Start of Stored data
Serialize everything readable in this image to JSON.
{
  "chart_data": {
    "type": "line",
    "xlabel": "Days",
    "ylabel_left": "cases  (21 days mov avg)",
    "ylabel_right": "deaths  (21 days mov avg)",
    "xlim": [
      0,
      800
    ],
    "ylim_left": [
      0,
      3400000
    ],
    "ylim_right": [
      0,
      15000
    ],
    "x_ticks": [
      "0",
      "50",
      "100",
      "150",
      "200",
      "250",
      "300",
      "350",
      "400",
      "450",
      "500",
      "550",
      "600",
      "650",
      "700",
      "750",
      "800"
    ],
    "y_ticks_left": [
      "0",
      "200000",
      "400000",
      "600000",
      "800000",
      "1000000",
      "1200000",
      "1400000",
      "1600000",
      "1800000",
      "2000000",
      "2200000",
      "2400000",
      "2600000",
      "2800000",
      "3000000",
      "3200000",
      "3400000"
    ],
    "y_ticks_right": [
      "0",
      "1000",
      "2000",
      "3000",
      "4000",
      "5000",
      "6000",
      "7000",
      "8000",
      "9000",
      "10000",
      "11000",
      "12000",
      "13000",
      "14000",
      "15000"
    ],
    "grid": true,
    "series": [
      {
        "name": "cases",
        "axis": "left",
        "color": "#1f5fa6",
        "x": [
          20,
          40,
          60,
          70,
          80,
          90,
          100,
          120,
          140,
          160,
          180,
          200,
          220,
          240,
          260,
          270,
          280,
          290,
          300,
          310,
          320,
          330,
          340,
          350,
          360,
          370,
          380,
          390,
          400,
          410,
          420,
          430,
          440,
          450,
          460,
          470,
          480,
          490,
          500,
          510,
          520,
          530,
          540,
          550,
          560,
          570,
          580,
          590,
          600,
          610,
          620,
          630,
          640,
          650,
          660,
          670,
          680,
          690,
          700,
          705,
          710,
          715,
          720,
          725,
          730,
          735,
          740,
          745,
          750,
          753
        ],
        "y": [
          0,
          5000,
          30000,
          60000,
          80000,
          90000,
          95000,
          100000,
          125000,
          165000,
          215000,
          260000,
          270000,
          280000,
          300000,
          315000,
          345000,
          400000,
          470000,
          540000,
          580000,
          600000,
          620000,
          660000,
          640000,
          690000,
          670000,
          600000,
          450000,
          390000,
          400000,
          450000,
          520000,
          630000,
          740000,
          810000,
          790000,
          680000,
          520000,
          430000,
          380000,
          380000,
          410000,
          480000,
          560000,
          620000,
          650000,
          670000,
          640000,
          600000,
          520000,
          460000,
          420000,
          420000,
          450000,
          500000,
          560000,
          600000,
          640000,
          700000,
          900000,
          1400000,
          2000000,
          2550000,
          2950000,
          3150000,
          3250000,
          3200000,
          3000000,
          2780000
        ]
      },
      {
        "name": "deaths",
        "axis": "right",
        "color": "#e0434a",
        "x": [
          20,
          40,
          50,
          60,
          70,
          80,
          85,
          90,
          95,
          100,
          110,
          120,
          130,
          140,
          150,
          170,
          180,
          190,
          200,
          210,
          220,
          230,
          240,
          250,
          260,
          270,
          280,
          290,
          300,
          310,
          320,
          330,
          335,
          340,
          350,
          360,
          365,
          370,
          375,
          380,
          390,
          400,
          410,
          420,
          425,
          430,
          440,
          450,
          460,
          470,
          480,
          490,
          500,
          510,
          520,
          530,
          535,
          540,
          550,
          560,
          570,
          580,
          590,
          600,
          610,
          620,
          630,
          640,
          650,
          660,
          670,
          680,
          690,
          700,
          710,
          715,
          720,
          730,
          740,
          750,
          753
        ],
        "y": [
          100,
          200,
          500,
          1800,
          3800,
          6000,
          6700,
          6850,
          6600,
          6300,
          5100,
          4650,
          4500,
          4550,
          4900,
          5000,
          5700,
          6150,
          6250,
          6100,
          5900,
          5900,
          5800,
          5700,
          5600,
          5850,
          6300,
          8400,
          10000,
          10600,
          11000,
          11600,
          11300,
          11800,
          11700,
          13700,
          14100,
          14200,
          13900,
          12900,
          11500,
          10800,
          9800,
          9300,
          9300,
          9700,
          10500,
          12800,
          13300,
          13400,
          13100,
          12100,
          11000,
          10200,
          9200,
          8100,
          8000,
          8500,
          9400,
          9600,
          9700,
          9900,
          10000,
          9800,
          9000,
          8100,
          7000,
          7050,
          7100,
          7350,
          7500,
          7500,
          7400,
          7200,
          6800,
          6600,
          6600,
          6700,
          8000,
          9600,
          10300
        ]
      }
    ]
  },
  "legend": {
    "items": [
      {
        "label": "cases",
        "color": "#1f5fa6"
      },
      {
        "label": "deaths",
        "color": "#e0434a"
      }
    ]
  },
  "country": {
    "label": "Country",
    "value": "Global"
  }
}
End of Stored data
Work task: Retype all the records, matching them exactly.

Exercise output:
Serialize everything readable in this image to JSON.
{
  "chart_data": {
    "type": "line",
    "xlabel": "Days",
    "ylabel_left": "cases  (21 days mov avg)",
    "ylabel_right": "deaths  (21 days mov avg)",
    "xlim": [
      0,
      800
    ],
    "ylim_left": [
      0,
      3400000
    ],
    "ylim_right": [
      0,
      15000
    ],
    "x_ticks": [
      "0",
      "50",
      "100",
      "150",
      "200",
      "250",
      "300",
      "350",
      "400",
      "450",
      "500",
      "550",
      "600",
      "650",
      "700",
      "750",
      "800"
    ],
    "y_ticks_left": [
      "0",
      "200000",
      "400000",
      "600000",
      "800000",
      "1000000",
      "1200000",
      "1400000",
      "1600000",
      "1800000",
      "2000000",
      "2200000",
      "2400000",
      "2600000",
      "2800000",
      "3000000",
      "3200000",
      "3400000"
    ],
    "y_ticks_right": [
      "0",
      "1000",
      "2000",
      "3000",
      "4000",
      "5000",
      "6000",
      "7000",
      "8000",
      "9000",
      "10000",
      "11000",
      "12000",
      "13000",
      "14000",
      "15000"
    ],
    "grid": true,
    "series": [
      {
        "name": "cases",
        "axis": "left",
        "color": "#1f5fa6",
        "x": [
          20,
          40,
          60,
          70,
          80,
          90,
          100,
          120,
          140,
          160,
          180,
          200,
          220,
          240,
          260,
          270,
          280,
          290,
          300,
          310,
          320,
          330,
          340,
          350,
          360,
          370,
          380,
          390,
          400,
          410,
          420,
          430,
          440,
          450,
          460,
          470,
          480,
          490,
          500,
          510,
          520,
          530,
          540,
          550,
          560,
          570,
          580,
          590,
          600,
          610,
          620,
          630,
          640,
          650,
          660,
          670,
          680,
          690,
          700,
          705,
          710,
          715,
          720,
          725,
          730,
          735,
          740,
          745,
          750,
          753
        ],
        "y": [
          0,
          5000,
          30000,
          60000,
          80000,
          90000,
          95000,
          100000,
          125000,
          165000,
          215000,
          260000,
          270000,
          280000,
          300000,
          315000,
          345000,
          400000,
          470000,
          540000,
          580000,
          600000,
          620000,
          660000,
          640000,
          690000,
          670000,
          600000,
          450000,
          390000,
          400000,
          450000,
          520000,
          630000,
          740000,
          810000,
          790000,
          680000,
          520000,
          430000,
          380000,
          380000,
          410000,
          480000,
          560000,
          620000,
          650000,
          670000,
          640000,
          600000,
          520000,
          460000,
          420000,
          420000,
          450000,
          500000,
          560000,
          600000,
          640000,
          700000,
          900000,
          1400000,
          2000000,
          2550000,
          2950000,
          3150000,
          3250000,
          3200000,
          3000000,
          2780000
        ]
      },
      {
        "name": "deaths",
        "axis": "right",
        "color": "#e0434a",
        "x": [
          20,
          40,
          50,
          60,
          70,
          80,
          85,
          90,
          95,
          100,
          110,
          120,
          130,
          140,
          150,
          170,
          180,
          190,
          200,
          210,
          220,
          230,
          240,
          250,
          260,
          270,
          280,
          290,
          300,
          310,
          320,
          330,
          335,
          340,
          350,
          360,
          365,
          370,
          375,
          380,
          390,
          400,
          410,
          420,
          425,
          430,
          440,
          450,
          460,
          470,
          480,
          490,
          500,
          510,
          520,
          530,
          535,
          540,
          550,
          560,
          570,
          580,
          590,
          600,
          610,
          620,
          630,
          640,
          650,
          660,
          670,
          680,
          690,
          700,
          710,
          715,
          720,
          730,
          740,
          750,
          753
        ],
        "y": [
          100,
          200,
          500,
          1800,
          3800,
          6000,
          6700,
          6850,
          6600,
          6300,
          5100,
          4650,
          4500,
          4550,
          4900,
          5000,
          5700,
          6150,
          6250,
          6100,
          5900,
          5900,
          5800,
          5700,
          5600,
          5850,
          6300,
          8400,
          10000,
          10600,
          11000,
          11600,
          11300,
          11800,
          11700,
          13700,
          14100,
          14200,
          13900,
          12900,
          11500,
          10800,
          9800,
          9300,
          9300,
          9700,
          10500,
          12800,
          13300,
          13400,
          13100,
          12100,
          11000,
          10200,
          9200,
          8100,
          8000,
          8500,
          9400,
          9600,
          9700,
          9900,
          10000,
          9800,
          9000,
          8100,
          7000,
          7050,
          7100,
          7350,
          7500,
          7500,
          7400,
          7200,
          6800,
          6600,
          6600,
          6700,
          8000,
          9600,
          10300
        ]
      }
    ]
  },
  "legend": {
    "items": [
      {
        "label": "cases",
        "color": "#1f5fa6"
      },
      {
        "label": "deaths",
        "color": "#e0434a"
      }
    ]
  },
  "country": {
    "label": "Country",
    "value": "Global"
  }
}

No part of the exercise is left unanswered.